Obama seems to have dispensed with the romantic and failed notion that you need inexperienced “fresh faces” to change things. After all, it was L.B.J. who passed the Civil Rights Act. Moreover, because he is so young, Obama is not bringing along an insular coterie of lifelong aides who depend upon him for their well-being.
As a result, the team he has announced so far is more impressive than any other in recent memory. One may not agree with them on everything or even most things, but a few things are indisputably true . . .
Finally, there are many people on this team with practical creativity. Any think tanker can come up with broad doctrines, but it is rare to find people who can give the president a list of concrete steps he can do day by day to advance American interests. Dennis Ross, who advised Obama during the campaign, is the best I’ve ever seen at this, but Rahm Emanuel also has this capacity, as does Craig and legislative liaison Phil Schiliro.
Believe me, I’m trying not to join in the vast, heaving O-phoria now sweeping the coastal haut-bourgeoisie. But the personnel decisions have been superb. The events of the past two weeks should be reassuring to anybody who feared that Obama would veer to the left or would suffer self-inflicted wounds because of his inexperience. He’s off to a start that nearly justifies the hype.
I tend to side with Brooks and the argument that change needs to be tempered by the right experienced team leaders with young and fresh talent implementing the new policies. Also recognize that the Obama transition team has set up the strictest ethics rules and vetting process for cabinet members in presidential history, and it is rumored that Obama intends to form a governing coaliton made up of Democrats and Republicans. A large part of the success will have to do more with these modes of governing than with the names and faces. Remember that one of the turning points in the election was when the financial crisis hit. McCain was running around like an erratic fool. Obama was being advised by Warrent Buffet and Paul Vaulker.
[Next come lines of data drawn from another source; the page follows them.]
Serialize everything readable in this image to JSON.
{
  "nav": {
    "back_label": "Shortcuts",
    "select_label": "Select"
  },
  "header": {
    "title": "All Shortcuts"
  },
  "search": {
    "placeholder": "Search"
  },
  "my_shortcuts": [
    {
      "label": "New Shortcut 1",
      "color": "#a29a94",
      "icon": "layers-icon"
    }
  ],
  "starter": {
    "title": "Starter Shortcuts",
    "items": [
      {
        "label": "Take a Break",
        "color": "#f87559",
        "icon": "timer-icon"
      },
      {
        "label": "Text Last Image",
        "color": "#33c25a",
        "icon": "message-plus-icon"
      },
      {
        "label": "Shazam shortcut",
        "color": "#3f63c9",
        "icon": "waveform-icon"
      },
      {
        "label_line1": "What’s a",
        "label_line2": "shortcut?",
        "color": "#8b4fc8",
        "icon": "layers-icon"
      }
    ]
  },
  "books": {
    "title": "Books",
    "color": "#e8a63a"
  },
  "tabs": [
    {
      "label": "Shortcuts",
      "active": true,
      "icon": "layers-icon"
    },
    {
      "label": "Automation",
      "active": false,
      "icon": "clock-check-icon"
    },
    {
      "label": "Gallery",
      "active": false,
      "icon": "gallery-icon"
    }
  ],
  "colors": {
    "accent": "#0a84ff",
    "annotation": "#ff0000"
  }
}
That balance between change and security is what gave Obama an edge in voter confidence.
Then again, if you’re like my brother and you reject the very notion that a real and concrete difference exists between Republicans and Democrats or even the government and corporate America, then meaningful change simply is not possible through perpetuating those experienced in government.